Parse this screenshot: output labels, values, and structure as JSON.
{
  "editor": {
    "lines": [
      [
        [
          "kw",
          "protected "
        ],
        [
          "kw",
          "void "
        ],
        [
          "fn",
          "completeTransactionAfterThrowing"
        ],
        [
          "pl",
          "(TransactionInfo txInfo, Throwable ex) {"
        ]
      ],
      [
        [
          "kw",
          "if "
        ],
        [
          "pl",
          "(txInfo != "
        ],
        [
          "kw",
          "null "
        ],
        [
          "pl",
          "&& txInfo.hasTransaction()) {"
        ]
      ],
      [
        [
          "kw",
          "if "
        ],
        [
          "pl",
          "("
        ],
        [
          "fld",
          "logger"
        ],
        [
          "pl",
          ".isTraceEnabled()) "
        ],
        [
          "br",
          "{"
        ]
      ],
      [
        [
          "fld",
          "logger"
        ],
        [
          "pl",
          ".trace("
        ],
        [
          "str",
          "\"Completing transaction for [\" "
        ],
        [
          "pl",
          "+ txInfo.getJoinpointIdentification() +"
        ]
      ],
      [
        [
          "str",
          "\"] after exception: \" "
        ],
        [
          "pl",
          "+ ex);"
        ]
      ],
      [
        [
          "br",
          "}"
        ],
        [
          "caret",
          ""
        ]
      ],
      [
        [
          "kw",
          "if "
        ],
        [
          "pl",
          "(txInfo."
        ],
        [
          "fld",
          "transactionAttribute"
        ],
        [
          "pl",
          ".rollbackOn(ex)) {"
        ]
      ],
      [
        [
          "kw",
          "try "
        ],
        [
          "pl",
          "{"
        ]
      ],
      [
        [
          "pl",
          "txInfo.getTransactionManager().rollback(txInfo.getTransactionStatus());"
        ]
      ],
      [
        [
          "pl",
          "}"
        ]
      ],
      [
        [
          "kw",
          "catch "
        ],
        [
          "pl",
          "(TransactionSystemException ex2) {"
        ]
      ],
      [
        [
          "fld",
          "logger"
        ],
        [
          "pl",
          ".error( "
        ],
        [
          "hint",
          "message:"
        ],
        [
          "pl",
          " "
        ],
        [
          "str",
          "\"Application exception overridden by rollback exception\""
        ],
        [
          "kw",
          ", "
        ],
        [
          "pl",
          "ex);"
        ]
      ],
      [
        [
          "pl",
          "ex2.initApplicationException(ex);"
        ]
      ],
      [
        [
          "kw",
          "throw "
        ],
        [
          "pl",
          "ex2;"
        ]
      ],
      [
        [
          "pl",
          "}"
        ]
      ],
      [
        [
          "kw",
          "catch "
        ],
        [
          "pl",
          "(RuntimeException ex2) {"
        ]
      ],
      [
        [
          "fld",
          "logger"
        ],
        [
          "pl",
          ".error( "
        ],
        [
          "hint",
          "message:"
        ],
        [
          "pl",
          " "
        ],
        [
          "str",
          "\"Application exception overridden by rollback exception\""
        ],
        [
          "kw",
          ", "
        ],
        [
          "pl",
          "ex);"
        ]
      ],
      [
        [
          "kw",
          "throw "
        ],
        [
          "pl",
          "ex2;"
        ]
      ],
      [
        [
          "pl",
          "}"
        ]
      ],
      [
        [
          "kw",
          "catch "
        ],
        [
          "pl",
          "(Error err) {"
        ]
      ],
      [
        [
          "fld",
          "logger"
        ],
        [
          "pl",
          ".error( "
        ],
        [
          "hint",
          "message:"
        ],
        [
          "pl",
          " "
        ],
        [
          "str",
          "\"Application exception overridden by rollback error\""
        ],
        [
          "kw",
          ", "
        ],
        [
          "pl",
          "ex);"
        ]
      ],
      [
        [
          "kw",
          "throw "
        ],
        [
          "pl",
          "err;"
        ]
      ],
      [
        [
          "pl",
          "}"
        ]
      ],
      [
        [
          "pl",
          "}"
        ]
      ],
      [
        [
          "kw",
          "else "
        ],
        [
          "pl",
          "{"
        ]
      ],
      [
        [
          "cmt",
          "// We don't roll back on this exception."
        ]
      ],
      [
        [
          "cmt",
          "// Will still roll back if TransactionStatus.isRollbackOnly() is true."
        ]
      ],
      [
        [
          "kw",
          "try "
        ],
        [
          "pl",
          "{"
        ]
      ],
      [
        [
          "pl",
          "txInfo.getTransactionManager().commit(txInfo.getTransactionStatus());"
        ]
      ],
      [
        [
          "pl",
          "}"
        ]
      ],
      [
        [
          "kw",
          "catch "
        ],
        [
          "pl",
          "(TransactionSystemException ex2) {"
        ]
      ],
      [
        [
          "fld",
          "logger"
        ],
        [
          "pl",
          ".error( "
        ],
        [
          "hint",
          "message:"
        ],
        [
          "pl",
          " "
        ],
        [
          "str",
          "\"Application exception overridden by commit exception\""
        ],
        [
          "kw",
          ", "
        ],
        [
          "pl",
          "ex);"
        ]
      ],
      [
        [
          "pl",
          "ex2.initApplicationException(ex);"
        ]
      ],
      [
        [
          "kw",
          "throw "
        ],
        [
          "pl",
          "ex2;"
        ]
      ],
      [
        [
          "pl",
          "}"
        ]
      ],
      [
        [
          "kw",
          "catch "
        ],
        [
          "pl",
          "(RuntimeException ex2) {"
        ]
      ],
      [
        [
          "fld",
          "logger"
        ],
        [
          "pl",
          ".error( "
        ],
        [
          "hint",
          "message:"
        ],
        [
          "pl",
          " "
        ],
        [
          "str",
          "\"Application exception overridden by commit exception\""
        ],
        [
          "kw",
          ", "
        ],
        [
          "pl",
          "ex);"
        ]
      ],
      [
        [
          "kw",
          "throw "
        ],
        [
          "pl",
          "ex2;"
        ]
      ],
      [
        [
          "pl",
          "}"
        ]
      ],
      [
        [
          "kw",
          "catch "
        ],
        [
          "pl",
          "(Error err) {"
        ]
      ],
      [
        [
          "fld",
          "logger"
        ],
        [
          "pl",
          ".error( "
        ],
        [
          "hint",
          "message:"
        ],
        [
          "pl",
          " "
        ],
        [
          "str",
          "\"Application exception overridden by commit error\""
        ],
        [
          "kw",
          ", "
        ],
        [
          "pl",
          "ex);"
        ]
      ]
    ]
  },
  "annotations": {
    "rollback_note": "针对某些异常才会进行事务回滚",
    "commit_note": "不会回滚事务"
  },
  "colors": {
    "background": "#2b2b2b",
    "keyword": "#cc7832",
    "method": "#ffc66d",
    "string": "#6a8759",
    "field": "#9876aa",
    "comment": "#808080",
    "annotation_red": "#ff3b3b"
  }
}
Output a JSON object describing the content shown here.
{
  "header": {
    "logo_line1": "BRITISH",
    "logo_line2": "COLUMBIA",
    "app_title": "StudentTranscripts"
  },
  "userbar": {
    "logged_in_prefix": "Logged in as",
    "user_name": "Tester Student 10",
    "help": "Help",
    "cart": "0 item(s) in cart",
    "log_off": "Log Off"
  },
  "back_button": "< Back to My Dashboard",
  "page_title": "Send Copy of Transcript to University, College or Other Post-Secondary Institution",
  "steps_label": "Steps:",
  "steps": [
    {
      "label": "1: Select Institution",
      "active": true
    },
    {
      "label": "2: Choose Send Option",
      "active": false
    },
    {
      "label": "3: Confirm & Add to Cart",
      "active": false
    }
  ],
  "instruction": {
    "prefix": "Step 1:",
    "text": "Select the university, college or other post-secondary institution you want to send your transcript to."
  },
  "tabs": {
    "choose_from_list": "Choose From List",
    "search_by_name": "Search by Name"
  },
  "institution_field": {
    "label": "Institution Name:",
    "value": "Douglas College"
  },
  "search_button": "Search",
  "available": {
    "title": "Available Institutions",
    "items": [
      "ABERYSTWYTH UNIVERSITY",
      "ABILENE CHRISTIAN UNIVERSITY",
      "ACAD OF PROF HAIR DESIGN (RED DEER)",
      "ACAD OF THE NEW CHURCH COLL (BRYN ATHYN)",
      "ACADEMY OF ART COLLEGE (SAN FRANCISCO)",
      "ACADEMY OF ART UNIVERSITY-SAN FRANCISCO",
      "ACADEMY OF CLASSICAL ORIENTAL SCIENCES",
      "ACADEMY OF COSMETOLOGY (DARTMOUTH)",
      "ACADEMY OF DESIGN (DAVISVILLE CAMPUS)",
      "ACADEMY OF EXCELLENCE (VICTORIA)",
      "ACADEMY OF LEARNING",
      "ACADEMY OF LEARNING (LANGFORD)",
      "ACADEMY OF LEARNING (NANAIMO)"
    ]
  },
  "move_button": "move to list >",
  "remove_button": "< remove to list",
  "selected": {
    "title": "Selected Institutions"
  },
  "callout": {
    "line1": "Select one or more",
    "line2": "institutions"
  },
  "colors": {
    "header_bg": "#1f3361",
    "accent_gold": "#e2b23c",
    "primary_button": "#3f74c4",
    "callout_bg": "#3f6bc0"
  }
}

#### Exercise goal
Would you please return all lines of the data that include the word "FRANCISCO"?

#### Exercise output
      "ACADEMY OF ART COLLEGE (SAN FRANCISCO)",
      "ACADEMY OF ART UNIVERSITY-SAN FRANCISCO",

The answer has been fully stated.